Rona's adjusted net income attributable to participating shares amounted to $33.6 million, compared to $45.1 million a year earlier. That equalled to 28 cents per share, down from 37 cents a year before and five cents below the estimate.

Analysts had estimated 33 cents per share of adjusted earnings and a net loss of $1.30 per share, including one-time items.

Sawyer acknowledged the disappointing results but said it is building a new Rona by changing the culture to make it a leaner and more efficient organization.

"We are managing the business to make sure that we are gradually improving our first-time and mid-term results, but our objective is to rebuild Rona's foundation and unlock its full value and it takes more than one quarter to achieve," he said.

Its plan calls for $110 million in cost savings by year-end. About $30 million has been achieved to date by reducing administrative marketing, and distribution costs, cutting 325 jobs at its four administrative centre and closing 11 unprofitable stores by the end of the year.

Same-store sales for Rona's overall network were down one per cent, due to a decrease of 2.7 per cent in the distribution segment and 0.7 per cent in the retail segment.

The decrease was partially offset by new store openings, which added $7.7 million to the quarter's consolidated revenues.

The distribution segment recorded revenues of $349.7 million, down 4.9 per cent from $367.9 million last year, while the retail segment posted sales of $899.3 million, down 4.4 per cent from $940.7 million in 2012.

Irene Nattel of RBC Capital Markets called Rona's efforts a "work in progress."

One of Rona's problems is that it has too many items or SKUs for sale, including too many slow-moving products that end up staying on shelves longer than the industry average.
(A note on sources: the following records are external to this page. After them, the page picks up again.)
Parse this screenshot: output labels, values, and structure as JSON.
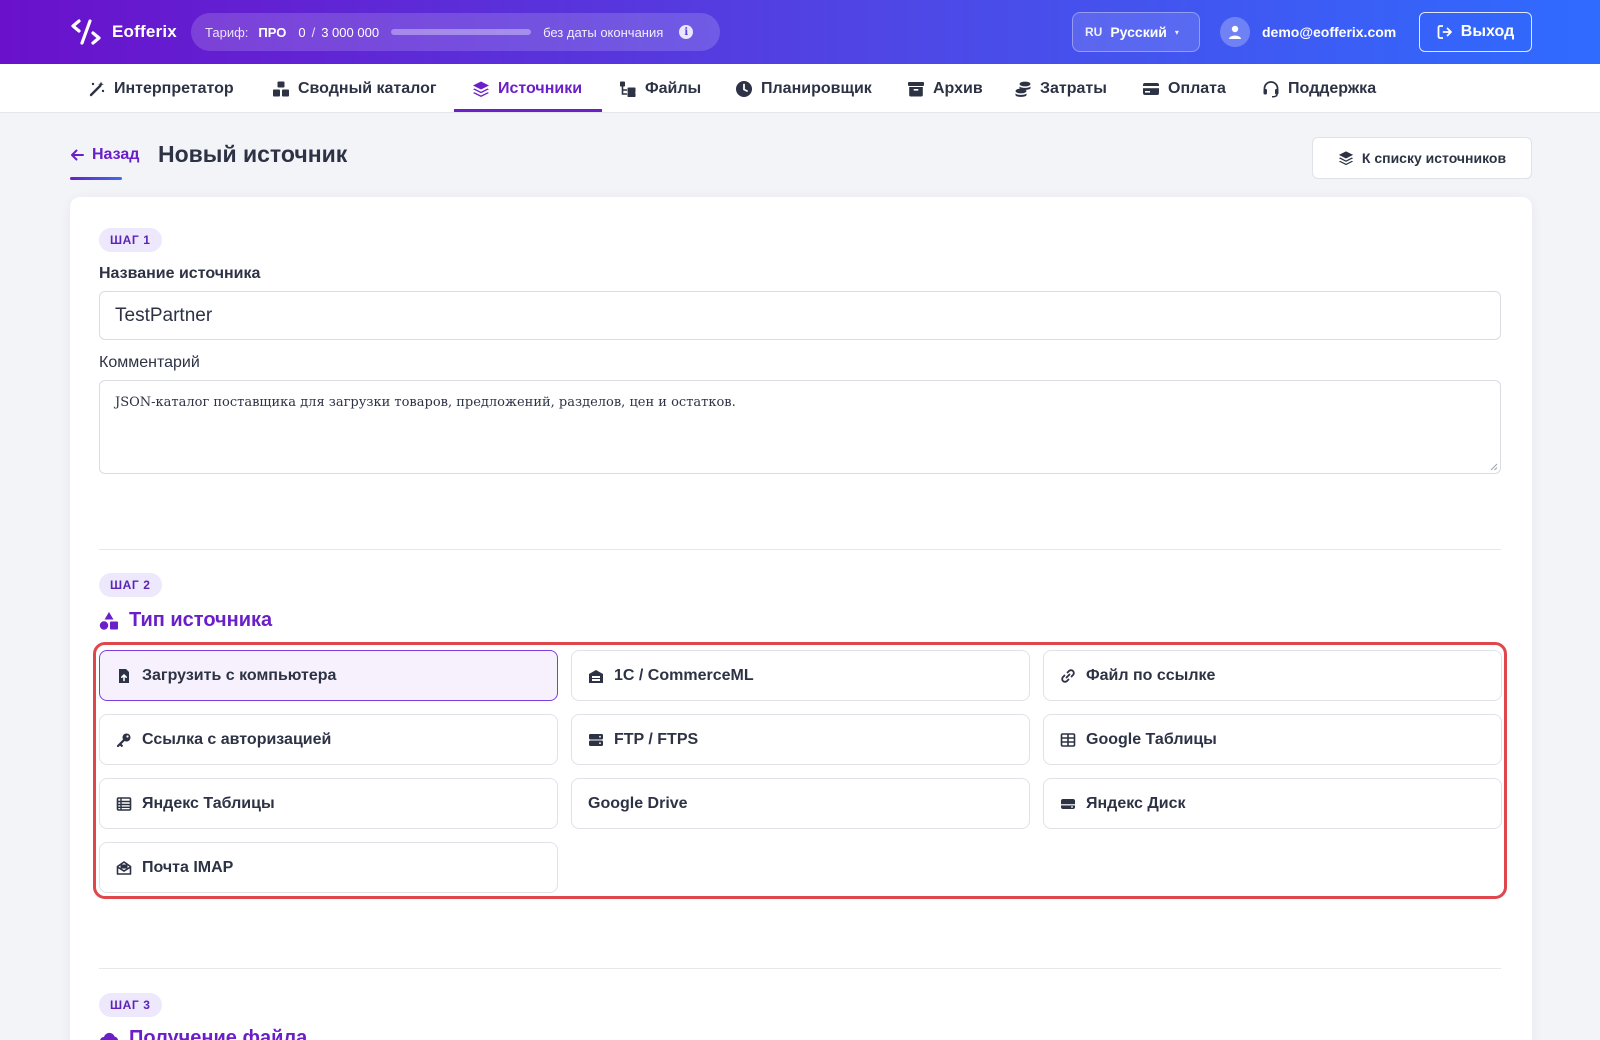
{
  "app": {
    "name": "Eofferix"
  },
  "tariff": {
    "label": "Тариф:",
    "plan": "ПРО",
    "used": "0",
    "separator": "/",
    "limit": "3 000 000",
    "progress": 0,
    "until": "без даты окончания",
    "info_icon": "i"
  },
  "language": {
    "code": "RU",
    "name": "Русский",
    "caret": "▾"
  },
  "user": {
    "email": "demo@eofferix.com"
  },
  "logout": {
    "label": "Выход"
  },
  "nav": [
    {
      "label": "Интерпретатор",
      "icon": "wand-icon"
    },
    {
      "label": "Сводный каталог",
      "icon": "boxes-icon"
    },
    {
      "label": "Источники",
      "icon": "layers-icon",
      "active": true
    },
    {
      "label": "Файлы",
      "icon": "folder-tree-icon"
    },
    {
      "label": "Планировщик",
      "icon": "clock-icon"
    },
    {
      "label": "Архив",
      "icon": "archive-icon"
    },
    {
      "label": "Затраты",
      "icon": "coins-icon"
    },
    {
      "label": "Оплата",
      "icon": "credit-card-icon"
    },
    {
      "label": "Поддержка",
      "icon": "headset-icon"
    }
  ],
  "header": {
    "back": "Назад",
    "title": "Новый источник",
    "to_list": "К списку источников"
  },
  "step1": {
    "badge": "ШАГ 1",
    "name_label": "Название источника",
    "name_value": "TestPartner",
    "comment_label": "Комментарий",
    "comment_value": "JSON-каталог поставщика для загрузки товаров, предложений, разделов, цен и остатков."
  },
  "step2": {
    "badge": "ШАГ 2",
    "title": "Тип источника",
    "options": [
      {
        "label": "Загрузить с компьютера",
        "icon": "file-upload-icon",
        "selected": true
      },
      {
        "label": "1С / CommerceML",
        "icon": "warehouse-icon"
      },
      {
        "label": "Файл по ссылке",
        "icon": "link-icon"
      },
      {
        "label": "Ссылка с авторизацией",
        "icon": "key-icon"
      },
      {
        "label": "FTP / FTPS",
        "icon": "server-icon"
      },
      {
        "label": "Google Таблицы",
        "icon": "table-icon"
      },
      {
        "label": "Яндекс Таблицы",
        "icon": "list-table-icon"
      },
      {
        "label": "Google Drive",
        "icon": ""
      },
      {
        "label": "Яндекс Диск",
        "icon": "hard-drive-icon"
      },
      {
        "label": "Почта IMAP",
        "icon": "envelope-open-icon"
      }
    ]
  },
  "step3": {
    "badge": "ШАГ 3",
    "title": "Получение файла"
  },
  "colors": {
    "accent": "#6a1fc8",
    "highlight": "#e0474c",
    "header_gradient_start": "#6a11cb",
    "header_gradient_end": "#2f6bff"
  }
}
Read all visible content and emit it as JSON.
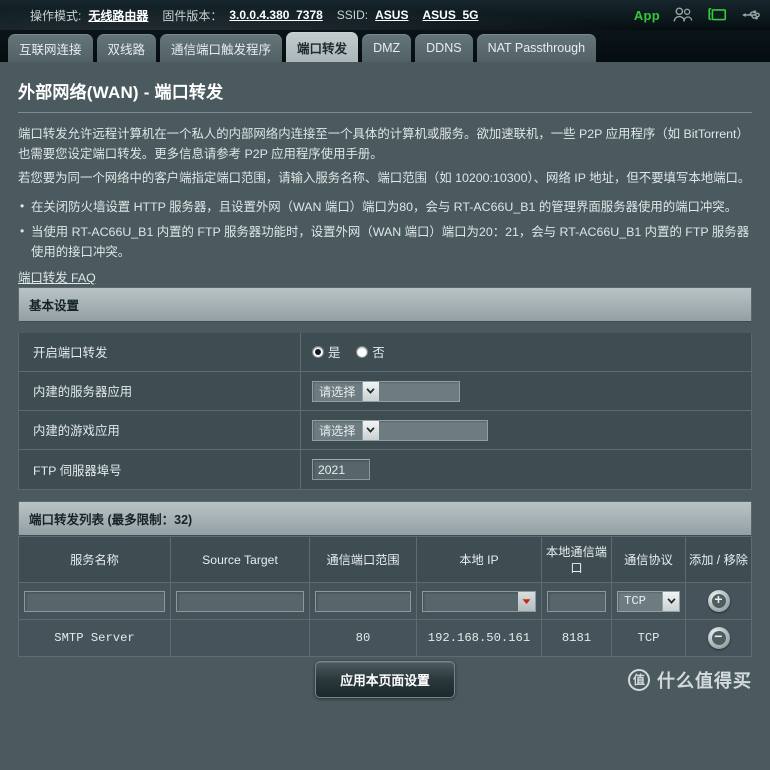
{
  "topbar": {
    "mode_label": "操作模式:",
    "mode_value": "无线路由器",
    "firmware_label": "固件版本：",
    "firmware_value": "3.0.0.4.380_7378",
    "ssid_label": "SSID:",
    "ssid_1": "ASUS",
    "ssid_2": "ASUS_5G",
    "app_label": "App",
    "accent_green": "#35c83a"
  },
  "tabs": [
    {
      "label": "互联网连接",
      "active": false
    },
    {
      "label": "双线路",
      "active": false
    },
    {
      "label": "通信端口触发程序",
      "active": false
    },
    {
      "label": "端口转发",
      "active": true
    },
    {
      "label": "DMZ",
      "active": false
    },
    {
      "label": "DDNS",
      "active": false
    },
    {
      "label": "NAT Passthrough",
      "active": false
    }
  ],
  "page": {
    "title": "外部网络(WAN) - 端口转发",
    "desc_1": "端口转发允许远程计算机在一个私人的内部网络内连接至一个具体的计算机或服务。欲加速联机，一些 P2P 应用程序（如 BitTorrent）也需要您设定端口转发。更多信息请参考 P2P 应用程序使用手册。",
    "desc_2": "若您要为同一个网络中的客户端指定端口范围，请输入服务名称、端口范围（如 10200:10300）、网络 IP 地址，但不要填写本地端口。",
    "note_1": "在关闭防火墙设置 HTTP 服务器，且设置外网（WAN 端口）端口为80，会与 RT-AC66U_B1 的管理界面服务器使用的端口冲突。",
    "note_2": "当使用 RT-AC66U_B1 内置的 FTP 服务器功能时，设置外网（WAN 端口）端口为20：21，会与 RT-AC66U_B1 内置的 FTP 服务器使用的接口冲突。",
    "faq_link": "端口转发 FAQ"
  },
  "basic_settings": {
    "header": "基本设置",
    "enable_label": "开启端口转发",
    "enable_yes": "是",
    "enable_no": "否",
    "enable_selected": "是",
    "server_app_label": "内建的服务器应用",
    "server_app_value": "请选择",
    "game_app_label": "内建的游戏应用",
    "game_app_value": "请选择",
    "ftp_port_label": "FTP 伺服器埠号",
    "ftp_port_value": "2021"
  },
  "forward_list": {
    "header": "端口转发列表 (最多限制：32)",
    "columns": [
      "服务名称",
      "Source Target",
      "通信端口范围",
      "本地 IP",
      "本地通信端口",
      "通信协议",
      "添加 / 移除"
    ],
    "input_row": {
      "service_name": "",
      "source_target": "",
      "port_range": "",
      "local_ip": "",
      "local_port": "",
      "protocol": "TCP",
      "action": "add"
    },
    "rows": [
      {
        "service_name": "SMTP Server",
        "source_target": "",
        "port_range": "80",
        "local_ip": "192.168.50.161",
        "local_port": "8181",
        "protocol": "TCP",
        "action": "remove"
      }
    ]
  },
  "footer": {
    "apply_label": "应用本页面设置",
    "watermark_badge": "值",
    "watermark_text": "什么值得买"
  }
}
On the Toronto Stock Exchange, Rona's shares fell 42 cents or 3.73 per cent at $10.84.